He is buried in Greenlawn Cemetery in Milford, Ohio. His is one of two "famous" interments at this cemetery, the other being the Baseball Hall of Famer Eppa Rixey (May 3, 1891 - February 28, 1963).[4]

Pattison was married twice. He married Aletheia Williams, who died leaving three children.[1] Another daughter had died.[5] His second wife was Anna Williams, sister of his first wife.[1]

Pattison was a thirty second degree Scottish Rite Mason.[1]

In 2004, Pattison Elementary School was built in Milford as John Pattison's namesake. The school educates students in kindergarten through sixth grade. Pattison Park, located on US Highway 50 west of Owensville, is also named in his honor.

Gallery[edit]


References[edit]

  1. ^ a b c d Powell, Thomas Edward, ed. (1913). The Democratic party of the state of Ohio: a comprehensive history 1. The Ohio Publishing Company. pp. 410–413. 
  2. ^ Sandles, A P; Doty, E W (eds.). The biographical annals of Ohio 1906-1907-1908 : A handbook of the Government and Institutions of the State of Ohio. State of Ohio. p. 551. 
  3. ^ "Gov. Pattison is dead". New York Times.
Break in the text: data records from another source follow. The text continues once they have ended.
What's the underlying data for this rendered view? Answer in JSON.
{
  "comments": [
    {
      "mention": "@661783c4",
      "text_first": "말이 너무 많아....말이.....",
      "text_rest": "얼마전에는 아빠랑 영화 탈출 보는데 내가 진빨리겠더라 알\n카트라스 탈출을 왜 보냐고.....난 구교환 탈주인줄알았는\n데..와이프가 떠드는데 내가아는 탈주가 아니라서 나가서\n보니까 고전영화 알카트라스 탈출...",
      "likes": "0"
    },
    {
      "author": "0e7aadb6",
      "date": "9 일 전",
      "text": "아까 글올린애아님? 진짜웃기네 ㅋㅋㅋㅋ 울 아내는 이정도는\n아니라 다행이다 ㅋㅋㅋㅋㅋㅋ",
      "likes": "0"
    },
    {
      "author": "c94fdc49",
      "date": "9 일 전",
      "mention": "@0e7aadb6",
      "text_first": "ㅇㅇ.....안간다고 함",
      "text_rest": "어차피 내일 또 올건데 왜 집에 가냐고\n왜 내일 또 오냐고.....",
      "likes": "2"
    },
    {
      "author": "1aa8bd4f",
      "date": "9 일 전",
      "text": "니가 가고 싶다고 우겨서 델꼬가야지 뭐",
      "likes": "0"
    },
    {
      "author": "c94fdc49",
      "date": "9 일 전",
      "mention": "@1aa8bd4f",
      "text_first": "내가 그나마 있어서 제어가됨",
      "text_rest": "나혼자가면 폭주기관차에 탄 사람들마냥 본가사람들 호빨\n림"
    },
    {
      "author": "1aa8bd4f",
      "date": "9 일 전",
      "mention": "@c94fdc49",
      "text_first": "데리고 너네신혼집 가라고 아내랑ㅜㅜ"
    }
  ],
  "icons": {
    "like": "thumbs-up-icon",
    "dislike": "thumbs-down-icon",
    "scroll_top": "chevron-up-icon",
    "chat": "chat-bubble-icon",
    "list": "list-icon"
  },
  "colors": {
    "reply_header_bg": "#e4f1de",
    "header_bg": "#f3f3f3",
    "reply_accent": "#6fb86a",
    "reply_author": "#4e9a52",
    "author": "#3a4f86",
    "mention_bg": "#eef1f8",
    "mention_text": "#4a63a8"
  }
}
June 19, 1906. Retrieved 2012-01-14. 
  4. ^ Greenlawn Cemetery at Find a Grave.
  5. ^ Goss, Charles Fredric (1912). Cincinnati, the Queen City, 1788-1912 3. Cincinnati: S J Clarke Publishing Company. pp. 369–370. 

External sources[edit]

Media related to John M. Pattison at Wikimedia Commons

Political offices
Preceded by
Myron T. Herrick
Governor of Ohio
1906
Succeeded by
Andrew L. Harris
Party political offices
Preceded by
Tom L. Johnson
Democratic Party nominee for Governor of Ohio
1905
Succeeded by
Judson Harmon